Paul E. Zimmerman, M.A. said...

Red Knight: "The greatest civilizations of the Americas at the time (namely the Inca, the Aztecs, and the Maya) were very advanced in many respects. They believed the world to be round, and had developed a calender that was much more accurate than the Europeans. In mathematics they had developed the concept of zero and negative numbers far earlier than the West."

Indeed, they invented some revolutionary things, but where are those things now? Answer: we still have them, and they are very good to have.

But it isn't a laundry list comparison of who invented what that I'm interested in. Invention is great, but utilization is greater. Additionally, if you look at both the historical time line of the peoples of the Americas in general, in terms of what they were doing, and also the longevity of their societies, it's striking how long it took them to get only as far as they did, particularly when you take into account that the modern world began only about 10,000 years ago, well after the Americas had been settled by humans.

So, like I said, I don't put much value on who they were or what they did. When it comes down to it, they are not the ones who built the world we inhabit now. They contributed a brick or two here and there, but the plan for the house was to be found in Europe, so to speak.

The Red Knight (aka, Dr. Know) said...

You are correct, Paul. The world, I believe, is far more advanced because the Americas were colonized by Europeans. But it is a huge "what if" game. What if the Europeans had been able to utilize the knowledge of the Maya or Aztecs for their own needs? Would that have had a dramatic effect? Possibly. Few people know that the steam engine was invented in Egypt before the birth of Christ, but it wasn't utilized until about 1750. What if they had utilized it before Christ's time? Would we be living in space now? What if...

As history occurred, the natives of the Americas have had no major role in advancement as a people. But still, things may have been drastically different.

Paul E. Zimmerman, M.A. said...

There's always room for what if's, and thanks to them, we get fun games to play like Civilizations. ;)

It's the "what is" that I think makes fools of the Columbus day protestor set, however. Despite some warts, the what is has turned out to be pretty good, I think. There's much to appreciate and much to look forward to. They would do themselves a huge favor by realizing that.

The Red Knight (aka, Dr. Know) said...

Very true Paul. And I'm an Age of Empires fan myself.

Michael said...

I know that I "pass for white," but the truth is that I'm about half Mexican. Anyone who encounters my family down in Arizona would immediately recognize them as of unmistakeably Mexican descent. Whenever we hear protestors bitching about how California, New Mexico, Arizona, etc were stolen from Mexico, my Mexican family simmers. We lived close enough to the border to know which side we're happy to have been born on.

We're delighted with "what is."

The Red Knight (aka, Dr. Know) said...

Well, Michael, you might want to be careful about this kind of speech.
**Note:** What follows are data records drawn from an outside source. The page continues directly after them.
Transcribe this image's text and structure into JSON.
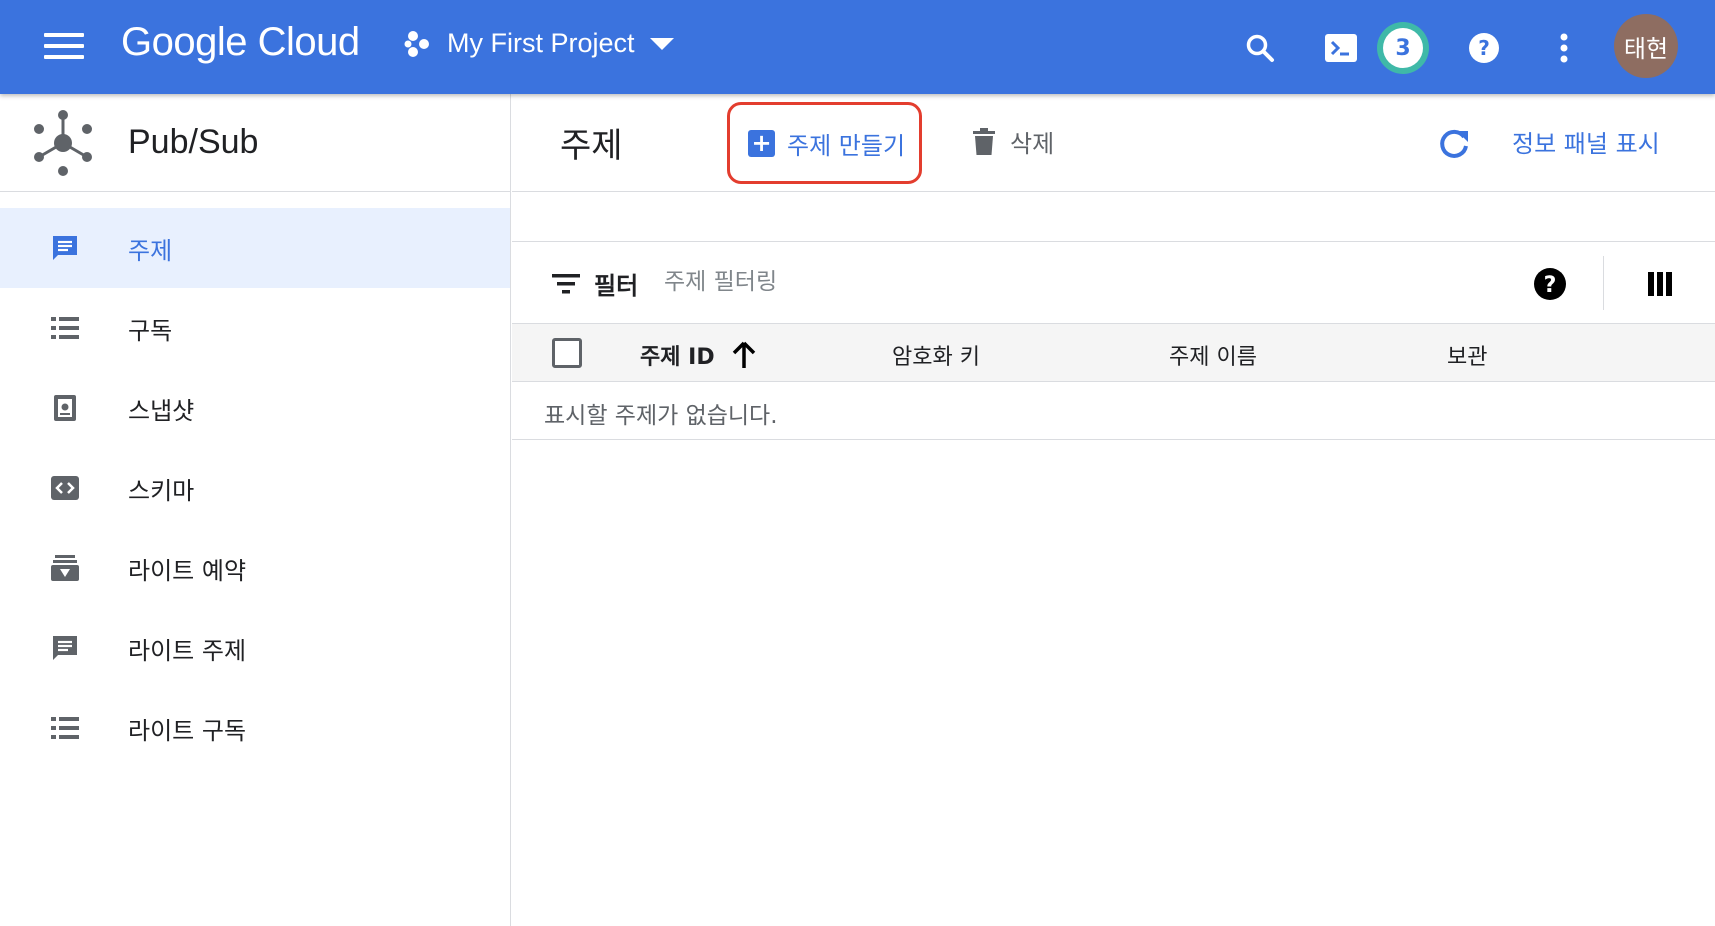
{
  "topbar": {
    "brand": "Google Cloud",
    "project_name": "My First Project",
    "notification_count": "3",
    "avatar_text": "태현",
    "color": "#3b73de"
  },
  "sidebar": {
    "product_name": "Pub/Sub",
    "items": [
      {
        "label": "주제",
        "icon": "message-icon",
        "active": true
      },
      {
        "label": "구독",
        "icon": "list-icon"
      },
      {
        "label": "스냅샷",
        "icon": "snapshot-icon"
      },
      {
        "label": "스키마",
        "icon": "code-icon"
      },
      {
        "label": "라이트 예약",
        "icon": "reservation-icon"
      },
      {
        "label": "라이트 주제",
        "icon": "message-icon"
      },
      {
        "label": "라이트 구독",
        "icon": "list-icon"
      }
    ]
  },
  "main": {
    "title": "주제",
    "create_label": "주제 만들기",
    "delete_label": "삭제",
    "info_panel_label": "정보 패널 표시",
    "filter_label": "필터",
    "filter_placeholder": "주제 필터링",
    "columns": {
      "topic_id": "주제 ID",
      "encryption_key": "암호화 키",
      "topic_name": "주제 이름",
      "retention": "보관"
    },
    "empty_message": "표시할 주제가 없습니다."
  }
}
The CES department might want to investigate you.

WSUCollegeRepublican said...

Good to see you back Red Knight. Maybe I'll see you at the meeting tonight.

Michael said...
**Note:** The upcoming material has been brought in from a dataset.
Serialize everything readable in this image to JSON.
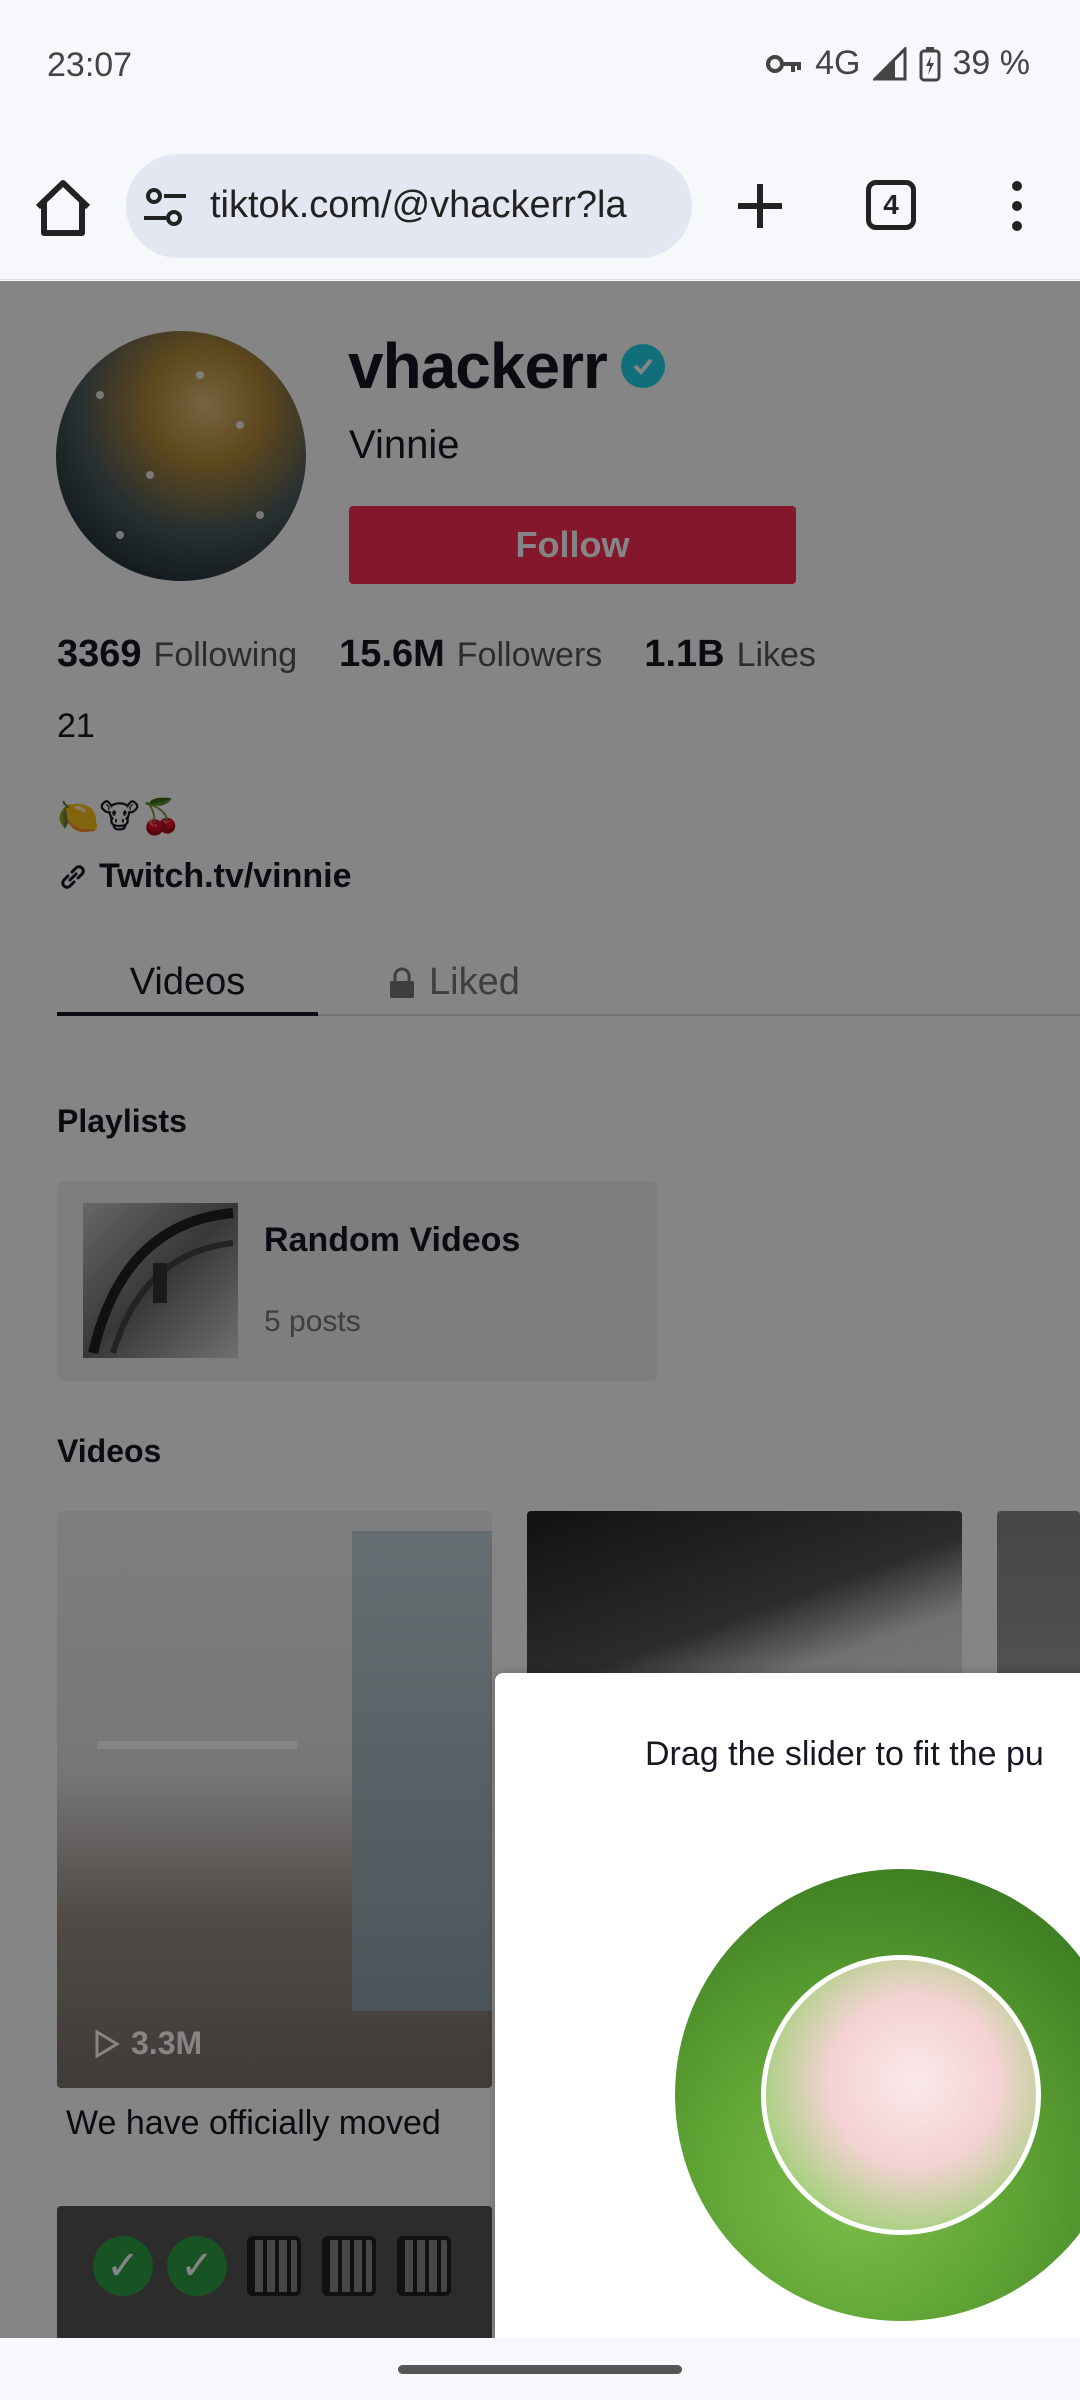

I've already told John Streamus to kiss my ass once. If anybody else needs that advice, it's free.

Satanic Mechanic said...

Everyone knows it was the Vikings who came across America hundreds of years before Columbus. They sailed as far south as Narragansett sound, but they tested positive for steroids and had to give up the claim

Paul E. Zimmerman, M.A. said...

Mr. Mechanic: "They sailed as far south as Narragansett sound, but they tested positive for steroids and had to give up the claim"

Impossible. 10,000,000 screaming barbarians cannot all be wrong.

Just ask the folks over at CES.